- [TASK ITEM]
Character for character, reproduce every entry below.

** Opening RAW DATA block **

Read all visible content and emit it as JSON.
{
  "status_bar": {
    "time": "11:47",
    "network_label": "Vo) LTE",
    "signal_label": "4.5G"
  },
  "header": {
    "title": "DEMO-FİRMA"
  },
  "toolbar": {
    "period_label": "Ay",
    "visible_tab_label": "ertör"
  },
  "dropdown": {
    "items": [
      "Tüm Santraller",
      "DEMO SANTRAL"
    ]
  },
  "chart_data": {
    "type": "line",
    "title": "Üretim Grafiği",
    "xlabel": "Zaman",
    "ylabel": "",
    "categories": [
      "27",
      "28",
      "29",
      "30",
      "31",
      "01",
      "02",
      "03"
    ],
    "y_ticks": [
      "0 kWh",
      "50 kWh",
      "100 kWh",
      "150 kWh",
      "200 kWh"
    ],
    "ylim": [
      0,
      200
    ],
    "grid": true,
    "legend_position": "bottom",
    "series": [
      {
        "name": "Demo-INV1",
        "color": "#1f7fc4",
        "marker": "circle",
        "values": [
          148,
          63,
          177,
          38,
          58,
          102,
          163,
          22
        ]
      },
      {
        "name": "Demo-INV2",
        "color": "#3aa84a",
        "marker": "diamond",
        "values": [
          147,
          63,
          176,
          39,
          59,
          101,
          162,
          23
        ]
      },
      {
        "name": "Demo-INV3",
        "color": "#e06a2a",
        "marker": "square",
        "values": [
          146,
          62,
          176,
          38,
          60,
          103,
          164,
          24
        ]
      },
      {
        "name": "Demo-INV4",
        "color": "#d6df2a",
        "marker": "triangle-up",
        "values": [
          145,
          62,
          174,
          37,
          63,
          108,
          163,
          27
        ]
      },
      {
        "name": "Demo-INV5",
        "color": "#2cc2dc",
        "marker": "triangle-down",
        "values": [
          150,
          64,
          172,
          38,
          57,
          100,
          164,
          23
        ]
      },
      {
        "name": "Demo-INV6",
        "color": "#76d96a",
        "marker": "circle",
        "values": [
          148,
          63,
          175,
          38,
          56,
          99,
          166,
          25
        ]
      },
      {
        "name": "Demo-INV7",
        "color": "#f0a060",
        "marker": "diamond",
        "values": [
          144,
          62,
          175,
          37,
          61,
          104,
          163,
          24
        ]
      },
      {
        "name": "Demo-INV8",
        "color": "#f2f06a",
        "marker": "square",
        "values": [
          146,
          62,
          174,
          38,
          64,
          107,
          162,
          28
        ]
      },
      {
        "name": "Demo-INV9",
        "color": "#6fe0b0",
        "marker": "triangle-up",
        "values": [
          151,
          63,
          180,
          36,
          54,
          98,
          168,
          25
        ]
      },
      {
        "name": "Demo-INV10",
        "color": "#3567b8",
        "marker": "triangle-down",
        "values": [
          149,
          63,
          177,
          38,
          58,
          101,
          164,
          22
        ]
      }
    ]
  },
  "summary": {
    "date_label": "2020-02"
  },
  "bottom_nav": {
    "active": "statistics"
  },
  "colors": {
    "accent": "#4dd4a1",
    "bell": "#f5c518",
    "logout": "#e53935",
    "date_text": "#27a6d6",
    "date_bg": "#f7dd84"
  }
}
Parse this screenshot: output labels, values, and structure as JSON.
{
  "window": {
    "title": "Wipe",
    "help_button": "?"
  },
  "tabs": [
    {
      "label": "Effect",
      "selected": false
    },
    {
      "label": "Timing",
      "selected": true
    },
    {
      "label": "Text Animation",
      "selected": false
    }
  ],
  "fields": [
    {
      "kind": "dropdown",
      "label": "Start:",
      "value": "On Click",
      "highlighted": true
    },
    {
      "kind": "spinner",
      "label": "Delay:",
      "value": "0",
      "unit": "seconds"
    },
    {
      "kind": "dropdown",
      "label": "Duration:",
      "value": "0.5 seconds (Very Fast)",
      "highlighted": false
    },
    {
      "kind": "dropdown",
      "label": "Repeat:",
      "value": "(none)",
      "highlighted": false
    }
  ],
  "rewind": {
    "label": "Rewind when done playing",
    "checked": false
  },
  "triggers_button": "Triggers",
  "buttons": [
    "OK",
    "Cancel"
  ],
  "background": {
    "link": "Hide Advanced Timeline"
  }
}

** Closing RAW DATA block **

- [COMPLETED EXERCISE]
Read all visible content and emit it as JSON.
{
  "status_bar": {
    "time": "11:47",
    "network_label": "Vo) LTE",
    "signal_label": "4.5G"
  },
  "header": {
    "title": "DEMO-FİRMA"
  },
  "toolbar": {
    "period_label": "Ay",
    "visible_tab_label": "ertör"
  },
  "dropdown": {
    "items": [
      "Tüm Santraller",
      "DEMO SANTRAL"
    ]
  },
  "chart_data": {
    "type": "line",
    "title": "Üretim Grafiği",
    "xlabel": "Zaman",
    "ylabel": "",
    "categories": [
      "27",
      "28",
      "29",
      "30",
      "31",
      "01",
      "02",
      "03"
    ],
    "y_ticks": [
      "0 kWh",
      "50 kWh",
      "100 kWh",
      "150 kWh",
      "200 kWh"
    ],
    "ylim": [
      0,
      200
    ],
    "grid": true,
    "legend_position": "bottom",
    "series": [
      {
        "name": "Demo-INV1",
        "color": "#1f7fc4",
        "marker": "circle",
        "values": [
          148,
          63,
          177,
          38,
          58,
          102,
          163,
          22
        ]
      },
      {
        "name": "Demo-INV2",
        "color": "#3aa84a",
        "marker": "diamond",
        "values": [
          147,
          63,
          176,
          39,
          59,
          101,
          162,
          23
        ]
      },
      {
        "name": "Demo-INV3",
        "color": "#e06a2a",
        "marker": "square",
        "values": [
          146,
          62,
          176,
          38,
          60,
          103,
          164,
          24
        ]
      },
      {
        "name": "Demo-INV4",
        "color": "#d6df2a",
        "marker": "triangle-up",
        "values": [
          145,
          62,
          174,
          37,
          63,
          108,
          163,
          27
        ]
      },
      {
        "name": "Demo-INV5",
        "color": "#2cc2dc",
        "marker": "triangle-down",
        "values": [
          150,
          64,
          172,
          38,
          57,
          100,
          164,
          23
        ]
      },
      {
        "name": "Demo-INV6",
        "color": "#76d96a",
        "marker": "circle",
        "values": [
          148,
          63,
          175,
          38,
          56,
          99,
          166,
          25
        ]
      },
      {
        "name": "Demo-INV7",
        "color": "#f0a060",
        "marker": "diamond",
        "values": [
          144,
          62,
          175,
          37,
          61,
          104,
          163,
          24
        ]
      },
      {
        "name": "Demo-INV8",
        "color": "#f2f06a",
        "marker": "square",
        "values": [
          146,
          62,
          174,
          38,
          64,
          107,
          162,
          28
        ]
      },
      {
        "name": "Demo-INV9",
        "color": "#6fe0b0",
        "marker": "triangle-up",
        "values": [
          151,
          63,
          180,
          36,
          54,
          98,
          168,
          25
        ]
      },
      {
        "name": "Demo-INV10",
        "color": "#3567b8",
        "marker": "triangle-down",
        "values": [
          149,
          63,
          177,
          38,
          58,
          101,
          164,
          22
        ]
      }
    ]
  },
  "summary": {
    "date_label": "2020-02"
  },
  "bottom_nav": {
    "active": "statistics"
  },
  "colors": {
    "accent": "#4dd4a1",
    "bell": "#f5c518",
    "logout": "#e53935",
    "date_text": "#27a6d6",
    "date_bg": "#f7dd84"
  }
}
Parse this screenshot: output labels, values, and structure as JSON.
{
  "window": {
    "title": "Wipe",
    "help_button": "?"
  },
  "tabs": [
    {
      "label": "Effect",
      "selected": false
    },
    {
      "label": "Timing",
      "selected": true
    },
    {
      "label": "Text Animation",
      "selected": false
    }
  ],
  "fields": [
    {
      "kind": "dropdown",
      "label": "Start:",
      "value": "On Click",
      "highlighted": true
    },
    {
      "kind": "spinner",
      "label": "Delay:",
      "value": "0",
      "unit": "seconds"
    },
    {
      "kind": "dropdown",
      "label": "Duration:",
      "value": "0.5 seconds (Very Fast)",
      "highlighted": false
    },
    {
      "kind": "dropdown",
      "label": "Repeat:",
      "value": "(none)",
      "highlighted": false
    }
  ],
  "rewind": {
    "label": "Rewind when done playing",
    "checked": false
  },
  "triggers_button": "Triggers",
  "buttons": [
    "OK",
    "Cancel"
  ],
  "background": {
    "link": "Hide Advanced Timeline"
  }
}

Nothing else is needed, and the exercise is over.